John W. Gioscio
Nov 11, 1935 to Oct 3, 2017
Elkhart – John Gioscio, 81, passed away Tuesday, October 3 at Woodland Manor in Elkhart. He was born on November 11, 1935 to Ferdinand and Elizabeth (Mellon) Gioscio in Indianapolis both who preceeded him in death. He was united in marriage to Janet M. Wood, who preceded him in death in 1998. He is survived by his 4 children, Vicki Schwab (Steve) of South Bend; Fred of Indianapolis; John (Liz) of Yucca Valley, CA and Jeffrey (Mary Ann) of Zionsville, and 6 grandchildren, Dominic Schwab of Chicago, Maria Schwab of Indianapolis, Annmarie Gioscio of Yucca Valley, CA; Joseph Gioscio (Julie) stationed in HI with the U.S. Marines; Noah Gioscio and Jonah Gioscio, both of Zionsville; 3 nephews, Michael Collisi of Reddington Shores, FL; David Collisi (Jane) of Coatesville and Steve (Leanna) Collisi of Roachdale along with many great nieces, great nephews and cousins.

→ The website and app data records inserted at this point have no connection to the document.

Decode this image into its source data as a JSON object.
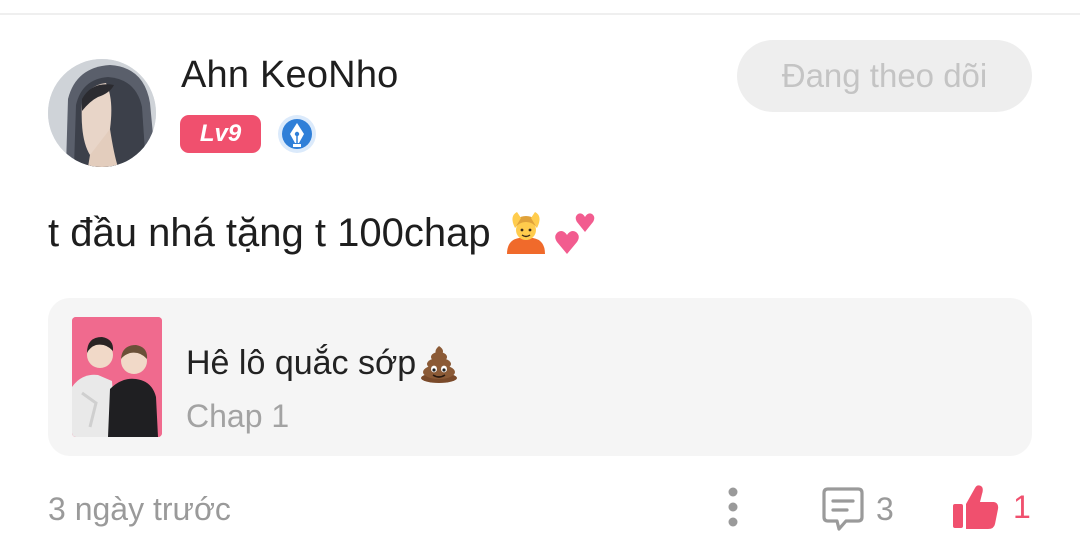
{
  "post": {
    "author": {
      "name": "Ahn KeoNho",
      "level": "Lv9",
      "avatar_icon": "avatar-photo",
      "badge_icon": "pen-nib-badge-icon"
    },
    "follow_button_label": "Đang theo dõi",
    "comment_text": "t đầu nhá tặng t 100chap",
    "comment_emojis": [
      "person-gesturing-ok-emoji",
      "two-hearts-emoji"
    ],
    "manga": {
      "title": "Hê lô quắc sớp",
      "title_emoji": "pile-of-poo-emoji",
      "chapter": "Chap 1"
    },
    "timestamp": "3 ngày trước",
    "reply_count": "3",
    "like_count": "1"
  },
  "colors": {
    "accent": "#f0506e",
    "muted_text": "#9a9a9a",
    "card_bg": "#f5f5f5",
    "follow_bg": "#eeeeee"
  }
}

John grew up on the east side of Indianapolis and was a member of Holy Cross Catholic Church where he also attended grade school and was an altar server. In 1953 he graduated from Arsenal Technical High School.

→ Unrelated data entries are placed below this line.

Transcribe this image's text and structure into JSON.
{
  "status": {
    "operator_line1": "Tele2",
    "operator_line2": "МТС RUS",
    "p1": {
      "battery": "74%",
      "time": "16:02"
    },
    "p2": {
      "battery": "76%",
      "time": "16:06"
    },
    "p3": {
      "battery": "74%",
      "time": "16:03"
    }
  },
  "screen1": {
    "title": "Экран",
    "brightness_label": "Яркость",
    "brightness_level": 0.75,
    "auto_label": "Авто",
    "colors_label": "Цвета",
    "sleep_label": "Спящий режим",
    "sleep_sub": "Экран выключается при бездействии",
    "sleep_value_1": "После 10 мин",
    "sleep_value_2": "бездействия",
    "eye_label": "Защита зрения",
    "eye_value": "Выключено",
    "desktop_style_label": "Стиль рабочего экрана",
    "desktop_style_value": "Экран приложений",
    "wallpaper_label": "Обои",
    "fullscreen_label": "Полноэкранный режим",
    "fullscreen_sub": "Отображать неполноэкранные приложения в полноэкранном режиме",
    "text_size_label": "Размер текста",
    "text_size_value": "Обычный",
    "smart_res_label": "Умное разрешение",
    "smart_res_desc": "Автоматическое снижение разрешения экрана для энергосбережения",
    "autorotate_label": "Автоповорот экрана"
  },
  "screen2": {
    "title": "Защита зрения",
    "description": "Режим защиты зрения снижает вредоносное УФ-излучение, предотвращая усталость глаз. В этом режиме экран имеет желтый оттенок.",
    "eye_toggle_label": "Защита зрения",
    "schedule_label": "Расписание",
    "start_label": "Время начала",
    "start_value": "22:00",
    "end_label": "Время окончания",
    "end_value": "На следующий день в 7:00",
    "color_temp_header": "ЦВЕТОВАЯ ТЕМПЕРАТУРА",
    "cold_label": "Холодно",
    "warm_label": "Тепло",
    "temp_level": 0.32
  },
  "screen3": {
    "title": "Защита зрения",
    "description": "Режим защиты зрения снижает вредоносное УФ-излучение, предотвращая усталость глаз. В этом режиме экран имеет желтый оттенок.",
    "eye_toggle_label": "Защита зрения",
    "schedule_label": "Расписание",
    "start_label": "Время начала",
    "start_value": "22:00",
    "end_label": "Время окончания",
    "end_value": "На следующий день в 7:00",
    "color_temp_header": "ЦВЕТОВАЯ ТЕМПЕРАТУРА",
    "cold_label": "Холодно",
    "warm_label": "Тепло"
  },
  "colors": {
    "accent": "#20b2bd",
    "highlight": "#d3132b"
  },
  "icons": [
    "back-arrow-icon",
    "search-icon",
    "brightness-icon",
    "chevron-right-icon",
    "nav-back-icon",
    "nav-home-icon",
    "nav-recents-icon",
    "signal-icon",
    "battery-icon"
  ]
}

On November 10, 1956, he married Janet M. Wood at St. Michael the Archangel parish and a few years later they moved to the west side of Indianapolis where he lived until his wife’s death in 1998. Shortly after her death, he moved to South Bend to be closer to his daughter and her family, relocating his business, Gioscio Painting and Decorating which he had established in 1973.
A great love of art particularly Italian Renaissance style was instilled in John by his grandfather, a fresco painter who had passed away before John was born. Many people remarked at John’s arsenal of knowledge in the field of history. It was often said that John knew so much about history that he could have been a college professor, he just didn’t have the proper paperwork. His one regret was not having a college degree. John’s family, large and Italian, were early immigrants to Indianapolis and were featured in a public television program which focused on Indianapolis Italians in the early 20th century. He was very honored to be a part of this because he was so proud of his Italian heritage. John tried as often as he could to go to daily Mass and to be a daily communicant.